Start of GIVEN DATA

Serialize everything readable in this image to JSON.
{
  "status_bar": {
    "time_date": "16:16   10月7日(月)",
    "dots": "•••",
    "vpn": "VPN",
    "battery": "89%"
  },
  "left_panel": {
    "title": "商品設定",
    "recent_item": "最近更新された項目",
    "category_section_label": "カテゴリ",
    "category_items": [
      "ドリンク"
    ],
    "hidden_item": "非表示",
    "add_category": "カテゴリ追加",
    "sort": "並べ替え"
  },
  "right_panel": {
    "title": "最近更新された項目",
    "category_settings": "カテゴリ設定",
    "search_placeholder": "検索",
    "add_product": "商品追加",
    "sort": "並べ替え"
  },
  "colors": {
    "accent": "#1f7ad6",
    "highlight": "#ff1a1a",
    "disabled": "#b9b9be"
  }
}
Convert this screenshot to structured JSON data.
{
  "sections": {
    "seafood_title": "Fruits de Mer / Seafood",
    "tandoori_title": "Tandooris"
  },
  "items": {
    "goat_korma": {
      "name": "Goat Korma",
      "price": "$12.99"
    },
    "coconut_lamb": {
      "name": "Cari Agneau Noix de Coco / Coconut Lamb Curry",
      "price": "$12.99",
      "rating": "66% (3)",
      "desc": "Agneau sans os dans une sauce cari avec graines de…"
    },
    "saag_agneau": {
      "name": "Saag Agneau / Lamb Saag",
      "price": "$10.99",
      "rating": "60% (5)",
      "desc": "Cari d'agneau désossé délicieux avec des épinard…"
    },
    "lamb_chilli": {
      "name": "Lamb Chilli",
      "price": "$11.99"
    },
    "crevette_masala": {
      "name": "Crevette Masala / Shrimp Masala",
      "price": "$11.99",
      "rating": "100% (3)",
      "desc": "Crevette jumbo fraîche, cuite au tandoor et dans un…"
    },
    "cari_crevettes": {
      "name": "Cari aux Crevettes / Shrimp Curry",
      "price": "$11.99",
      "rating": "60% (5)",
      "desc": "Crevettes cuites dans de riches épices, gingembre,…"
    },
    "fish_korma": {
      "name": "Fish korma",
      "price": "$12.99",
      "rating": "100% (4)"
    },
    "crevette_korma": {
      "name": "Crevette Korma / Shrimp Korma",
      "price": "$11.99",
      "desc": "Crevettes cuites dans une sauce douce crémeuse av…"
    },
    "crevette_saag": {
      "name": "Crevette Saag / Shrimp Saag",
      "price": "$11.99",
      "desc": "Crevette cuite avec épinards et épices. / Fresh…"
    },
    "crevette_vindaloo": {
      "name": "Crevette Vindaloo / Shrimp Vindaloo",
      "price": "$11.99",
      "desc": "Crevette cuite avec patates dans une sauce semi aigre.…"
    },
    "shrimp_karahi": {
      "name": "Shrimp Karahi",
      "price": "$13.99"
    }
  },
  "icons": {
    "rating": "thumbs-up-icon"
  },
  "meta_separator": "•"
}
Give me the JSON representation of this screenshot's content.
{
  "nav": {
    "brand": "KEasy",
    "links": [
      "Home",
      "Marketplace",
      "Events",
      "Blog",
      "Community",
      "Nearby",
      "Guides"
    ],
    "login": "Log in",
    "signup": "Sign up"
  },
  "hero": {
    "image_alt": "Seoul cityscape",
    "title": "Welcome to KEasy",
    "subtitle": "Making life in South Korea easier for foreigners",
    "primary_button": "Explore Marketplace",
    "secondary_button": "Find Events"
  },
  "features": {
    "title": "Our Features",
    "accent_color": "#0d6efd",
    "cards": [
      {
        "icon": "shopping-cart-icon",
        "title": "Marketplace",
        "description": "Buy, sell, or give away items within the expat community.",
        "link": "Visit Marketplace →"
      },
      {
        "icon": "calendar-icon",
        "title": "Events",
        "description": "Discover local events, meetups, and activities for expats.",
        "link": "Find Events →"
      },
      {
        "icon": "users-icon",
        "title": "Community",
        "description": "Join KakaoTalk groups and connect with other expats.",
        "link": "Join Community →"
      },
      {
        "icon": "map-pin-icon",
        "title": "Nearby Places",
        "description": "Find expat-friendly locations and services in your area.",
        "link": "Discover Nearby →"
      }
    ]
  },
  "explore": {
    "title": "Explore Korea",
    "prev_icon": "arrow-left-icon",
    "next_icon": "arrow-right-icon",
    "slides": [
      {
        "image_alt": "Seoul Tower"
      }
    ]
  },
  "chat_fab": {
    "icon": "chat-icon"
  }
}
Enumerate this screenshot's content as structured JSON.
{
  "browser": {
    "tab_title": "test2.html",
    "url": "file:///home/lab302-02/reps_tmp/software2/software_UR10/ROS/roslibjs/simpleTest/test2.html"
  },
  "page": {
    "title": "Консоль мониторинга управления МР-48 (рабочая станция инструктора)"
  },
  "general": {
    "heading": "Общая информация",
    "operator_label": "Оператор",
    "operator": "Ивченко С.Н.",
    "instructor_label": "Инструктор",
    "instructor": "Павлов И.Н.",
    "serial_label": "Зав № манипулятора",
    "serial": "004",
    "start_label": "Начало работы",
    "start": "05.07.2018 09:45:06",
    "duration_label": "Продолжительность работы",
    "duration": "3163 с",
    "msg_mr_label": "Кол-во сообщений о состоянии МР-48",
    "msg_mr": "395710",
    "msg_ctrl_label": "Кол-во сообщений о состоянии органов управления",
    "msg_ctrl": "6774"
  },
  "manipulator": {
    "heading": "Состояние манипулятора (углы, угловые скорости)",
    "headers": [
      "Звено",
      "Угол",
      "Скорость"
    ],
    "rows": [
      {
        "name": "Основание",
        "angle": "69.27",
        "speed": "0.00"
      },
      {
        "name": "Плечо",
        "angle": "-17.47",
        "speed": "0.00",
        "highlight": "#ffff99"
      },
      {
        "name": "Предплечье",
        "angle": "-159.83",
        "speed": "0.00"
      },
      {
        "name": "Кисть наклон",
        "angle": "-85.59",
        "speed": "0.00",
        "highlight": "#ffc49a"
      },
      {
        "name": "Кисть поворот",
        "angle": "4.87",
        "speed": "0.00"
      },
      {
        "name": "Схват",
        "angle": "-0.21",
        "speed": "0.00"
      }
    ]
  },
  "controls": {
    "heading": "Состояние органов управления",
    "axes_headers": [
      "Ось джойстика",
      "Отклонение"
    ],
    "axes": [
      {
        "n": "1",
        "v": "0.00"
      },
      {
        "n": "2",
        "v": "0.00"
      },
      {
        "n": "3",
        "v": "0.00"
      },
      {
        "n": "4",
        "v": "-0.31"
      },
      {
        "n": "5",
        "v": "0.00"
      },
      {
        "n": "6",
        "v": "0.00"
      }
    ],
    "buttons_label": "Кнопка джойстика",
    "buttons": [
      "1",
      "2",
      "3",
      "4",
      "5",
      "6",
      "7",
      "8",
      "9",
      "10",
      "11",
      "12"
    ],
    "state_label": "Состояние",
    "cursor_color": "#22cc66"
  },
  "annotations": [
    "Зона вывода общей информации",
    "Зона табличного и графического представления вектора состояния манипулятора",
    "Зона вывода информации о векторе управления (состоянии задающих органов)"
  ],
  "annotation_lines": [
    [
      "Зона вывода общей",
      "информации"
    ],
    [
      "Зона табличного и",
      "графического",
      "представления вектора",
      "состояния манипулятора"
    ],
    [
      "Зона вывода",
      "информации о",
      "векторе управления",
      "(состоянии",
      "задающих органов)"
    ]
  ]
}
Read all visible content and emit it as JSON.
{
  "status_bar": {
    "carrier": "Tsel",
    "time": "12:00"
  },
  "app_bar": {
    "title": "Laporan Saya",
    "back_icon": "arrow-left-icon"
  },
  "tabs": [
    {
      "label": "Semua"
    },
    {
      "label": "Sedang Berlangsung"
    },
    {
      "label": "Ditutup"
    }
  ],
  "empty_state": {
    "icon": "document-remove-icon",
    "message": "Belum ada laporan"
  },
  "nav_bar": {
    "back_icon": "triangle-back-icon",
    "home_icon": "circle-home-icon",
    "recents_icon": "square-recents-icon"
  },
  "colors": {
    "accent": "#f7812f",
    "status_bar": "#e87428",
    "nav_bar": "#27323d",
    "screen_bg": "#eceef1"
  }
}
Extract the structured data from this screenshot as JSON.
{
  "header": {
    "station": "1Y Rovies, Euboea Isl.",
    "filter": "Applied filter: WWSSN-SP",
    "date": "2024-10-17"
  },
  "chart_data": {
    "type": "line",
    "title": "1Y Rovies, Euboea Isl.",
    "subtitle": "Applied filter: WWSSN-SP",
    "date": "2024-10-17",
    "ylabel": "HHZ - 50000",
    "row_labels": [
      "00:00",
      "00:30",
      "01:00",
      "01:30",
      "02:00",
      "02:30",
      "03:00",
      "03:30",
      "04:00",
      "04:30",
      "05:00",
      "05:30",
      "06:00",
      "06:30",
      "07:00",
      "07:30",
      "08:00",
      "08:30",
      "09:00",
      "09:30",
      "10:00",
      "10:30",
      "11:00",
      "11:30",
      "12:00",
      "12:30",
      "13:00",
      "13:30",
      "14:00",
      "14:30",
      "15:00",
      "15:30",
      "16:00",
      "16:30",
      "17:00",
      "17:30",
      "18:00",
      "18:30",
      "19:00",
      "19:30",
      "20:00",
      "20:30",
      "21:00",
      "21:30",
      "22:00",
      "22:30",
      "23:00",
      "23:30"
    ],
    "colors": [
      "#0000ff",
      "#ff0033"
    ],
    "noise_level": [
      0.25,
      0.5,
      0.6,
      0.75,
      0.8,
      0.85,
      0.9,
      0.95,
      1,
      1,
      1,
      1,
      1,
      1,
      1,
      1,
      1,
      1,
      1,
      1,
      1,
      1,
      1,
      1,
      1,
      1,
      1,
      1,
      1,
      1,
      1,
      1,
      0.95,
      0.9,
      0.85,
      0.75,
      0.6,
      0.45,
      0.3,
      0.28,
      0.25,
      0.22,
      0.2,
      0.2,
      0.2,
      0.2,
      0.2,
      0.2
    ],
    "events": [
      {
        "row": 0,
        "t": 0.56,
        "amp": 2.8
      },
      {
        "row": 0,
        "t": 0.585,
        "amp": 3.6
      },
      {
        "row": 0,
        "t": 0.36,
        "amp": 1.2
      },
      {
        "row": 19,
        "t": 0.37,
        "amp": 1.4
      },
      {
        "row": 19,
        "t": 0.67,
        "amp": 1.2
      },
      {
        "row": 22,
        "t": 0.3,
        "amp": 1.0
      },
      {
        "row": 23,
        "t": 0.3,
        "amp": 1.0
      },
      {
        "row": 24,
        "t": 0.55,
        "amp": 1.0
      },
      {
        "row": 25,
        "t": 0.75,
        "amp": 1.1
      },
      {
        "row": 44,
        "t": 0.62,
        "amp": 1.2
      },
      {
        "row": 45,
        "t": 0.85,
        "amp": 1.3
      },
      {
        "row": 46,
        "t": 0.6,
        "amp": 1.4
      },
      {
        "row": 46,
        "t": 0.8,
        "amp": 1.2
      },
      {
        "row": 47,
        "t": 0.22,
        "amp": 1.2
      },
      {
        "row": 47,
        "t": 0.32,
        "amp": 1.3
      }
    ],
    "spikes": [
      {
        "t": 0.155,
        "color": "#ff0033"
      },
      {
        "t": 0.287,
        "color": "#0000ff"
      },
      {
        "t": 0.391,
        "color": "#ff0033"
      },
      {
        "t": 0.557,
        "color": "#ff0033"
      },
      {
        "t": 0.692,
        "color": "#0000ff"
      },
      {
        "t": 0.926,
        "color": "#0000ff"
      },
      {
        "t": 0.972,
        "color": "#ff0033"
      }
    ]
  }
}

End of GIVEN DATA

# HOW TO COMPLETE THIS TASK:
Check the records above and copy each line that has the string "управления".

# EXERCISE RESPONSE:
    "title": "Консоль мониторинга управления МР-48 (рабочая станция инструктора)"
    "msg_ctrl_label": "Кол-во сообщений о состоянии органов управления",
    "heading": "Состояние органов управления",
    "Зона вывода информации о векторе управления (состоянии задающих органов)"
      "векторе управления",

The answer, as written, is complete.